1/4 cup olive oil
3 vine ripe or plum tomatos, thinly sliced
salt and fresh ground pepper, to taste
1/2 cup fresh basil, chopped finely
1/4 cup grated parmigiana cheese (optional)
Slice polenta into 12 pieces.  Brush both sides of polenta with olive oil, and place on a non-stick baking sheet.  Place 1-2 slices tomato on top of polenta rounds. Sprinkle with salt, pepper and basil.  Sprinkle cheese, if desired.
Place baking sheet under low broiler for 8-10 minutes, or until lightly browned.
Serve warm.
Yield:  12 servings 

Thursday, September 3, 2009

How do you own your illness?

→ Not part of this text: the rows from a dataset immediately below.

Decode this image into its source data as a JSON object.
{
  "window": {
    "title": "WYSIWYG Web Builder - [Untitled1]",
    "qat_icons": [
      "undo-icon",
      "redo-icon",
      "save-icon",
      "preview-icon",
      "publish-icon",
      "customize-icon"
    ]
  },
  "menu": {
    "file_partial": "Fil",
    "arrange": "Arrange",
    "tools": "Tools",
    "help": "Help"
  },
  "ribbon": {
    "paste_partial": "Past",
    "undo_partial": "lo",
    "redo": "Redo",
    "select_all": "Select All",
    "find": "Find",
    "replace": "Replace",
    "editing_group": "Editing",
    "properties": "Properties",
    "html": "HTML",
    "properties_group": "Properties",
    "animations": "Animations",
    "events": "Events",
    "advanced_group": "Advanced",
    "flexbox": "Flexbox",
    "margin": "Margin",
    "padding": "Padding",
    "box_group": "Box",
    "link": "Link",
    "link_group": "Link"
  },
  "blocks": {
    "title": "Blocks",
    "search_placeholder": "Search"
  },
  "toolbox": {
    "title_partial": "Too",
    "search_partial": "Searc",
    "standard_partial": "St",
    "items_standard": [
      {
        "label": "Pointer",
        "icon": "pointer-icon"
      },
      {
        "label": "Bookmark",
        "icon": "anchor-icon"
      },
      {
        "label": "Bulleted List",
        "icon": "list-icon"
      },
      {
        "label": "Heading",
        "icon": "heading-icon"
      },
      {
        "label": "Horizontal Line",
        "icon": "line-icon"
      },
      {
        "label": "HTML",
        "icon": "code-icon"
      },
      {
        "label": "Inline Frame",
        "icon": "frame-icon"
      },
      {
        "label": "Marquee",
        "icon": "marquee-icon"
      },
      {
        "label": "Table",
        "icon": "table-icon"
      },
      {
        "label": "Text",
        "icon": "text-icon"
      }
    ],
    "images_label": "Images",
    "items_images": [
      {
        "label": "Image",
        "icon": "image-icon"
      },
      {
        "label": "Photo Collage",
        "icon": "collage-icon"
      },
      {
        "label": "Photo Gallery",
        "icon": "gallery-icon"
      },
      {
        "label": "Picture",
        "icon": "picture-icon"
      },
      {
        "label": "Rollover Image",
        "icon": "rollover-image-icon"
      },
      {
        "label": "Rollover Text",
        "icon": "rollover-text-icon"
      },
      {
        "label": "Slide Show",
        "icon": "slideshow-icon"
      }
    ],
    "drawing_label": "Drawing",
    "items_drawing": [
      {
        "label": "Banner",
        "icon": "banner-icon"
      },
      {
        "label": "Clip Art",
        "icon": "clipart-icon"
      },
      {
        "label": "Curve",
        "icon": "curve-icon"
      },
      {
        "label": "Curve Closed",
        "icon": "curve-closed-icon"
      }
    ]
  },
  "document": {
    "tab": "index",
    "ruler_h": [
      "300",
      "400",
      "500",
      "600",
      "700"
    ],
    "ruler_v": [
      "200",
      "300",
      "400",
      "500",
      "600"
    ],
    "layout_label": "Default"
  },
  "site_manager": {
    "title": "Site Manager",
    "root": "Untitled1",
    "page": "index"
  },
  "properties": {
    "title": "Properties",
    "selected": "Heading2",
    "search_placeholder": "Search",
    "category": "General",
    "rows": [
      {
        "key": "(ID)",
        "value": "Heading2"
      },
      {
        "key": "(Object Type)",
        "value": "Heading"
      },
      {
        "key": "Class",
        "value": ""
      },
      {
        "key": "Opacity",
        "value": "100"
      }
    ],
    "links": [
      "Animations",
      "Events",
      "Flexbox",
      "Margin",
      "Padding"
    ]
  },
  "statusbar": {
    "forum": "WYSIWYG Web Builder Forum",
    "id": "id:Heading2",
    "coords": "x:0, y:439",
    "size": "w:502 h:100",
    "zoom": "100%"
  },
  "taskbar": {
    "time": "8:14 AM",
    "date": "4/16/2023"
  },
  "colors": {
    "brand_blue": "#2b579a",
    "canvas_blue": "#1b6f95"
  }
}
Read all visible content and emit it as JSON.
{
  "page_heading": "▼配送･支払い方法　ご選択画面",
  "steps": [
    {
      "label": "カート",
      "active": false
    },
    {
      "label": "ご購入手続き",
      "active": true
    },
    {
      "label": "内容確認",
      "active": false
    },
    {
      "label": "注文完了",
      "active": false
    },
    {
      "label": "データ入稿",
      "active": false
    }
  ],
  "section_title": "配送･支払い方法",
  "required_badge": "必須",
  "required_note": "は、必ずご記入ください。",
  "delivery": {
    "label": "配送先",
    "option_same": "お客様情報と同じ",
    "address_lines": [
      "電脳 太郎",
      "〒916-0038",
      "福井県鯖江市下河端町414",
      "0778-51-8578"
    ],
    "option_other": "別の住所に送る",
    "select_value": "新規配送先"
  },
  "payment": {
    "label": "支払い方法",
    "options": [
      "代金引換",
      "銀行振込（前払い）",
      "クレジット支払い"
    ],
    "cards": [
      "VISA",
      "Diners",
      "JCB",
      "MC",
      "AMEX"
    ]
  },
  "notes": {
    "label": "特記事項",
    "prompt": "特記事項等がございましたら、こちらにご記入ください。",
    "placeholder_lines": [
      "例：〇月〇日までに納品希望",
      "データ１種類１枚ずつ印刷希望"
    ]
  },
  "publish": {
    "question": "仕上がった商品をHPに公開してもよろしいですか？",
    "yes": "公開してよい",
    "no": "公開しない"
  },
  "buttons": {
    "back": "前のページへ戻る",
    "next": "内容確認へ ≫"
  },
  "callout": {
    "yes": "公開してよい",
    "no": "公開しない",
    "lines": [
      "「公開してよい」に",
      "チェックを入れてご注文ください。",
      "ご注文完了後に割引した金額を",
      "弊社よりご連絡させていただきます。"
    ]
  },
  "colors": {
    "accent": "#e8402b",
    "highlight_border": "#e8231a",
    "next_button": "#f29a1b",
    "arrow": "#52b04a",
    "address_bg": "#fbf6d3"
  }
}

I was contemplating the other day how different people deal with illness. Some are passive, some "harness" it like a rodeo cowboy does a calf, some are information gatherers, and some are networkers. I believe in "owning" your illness, which means being informed and proactive in treatment. Since Celiac disease is treated nutritionally (at present) that means learning the right foods to eat and how to prepare them in an appealing manner.

Gluten Free baking is a science as well as an art. Gluten free flours perform differently than wheat flour, and they are a tricky business. There is a Gluten Free Culinary Summit in September in Hyde Park, New York and in October in Denver, Colorado. Both will feature top chefs, including those from the Culinary Institute of America, who will show you the hows and whys of creating gluten free foods. As well, there will be companies on hand to present new and exciting gluten free products. For $189 per day, I feel it is definitely worthwhile!

For a preview check out Chef Richard Coppedge's book. He is a professor at the Culinary Institute of America, and decided to tackle special needs baking. He teaches a course on gluten free baking and wrote Gluten-Free Baking with The Culinary Institue of America: 150 Flavorful REcipes from the World's Premier Cuinary College.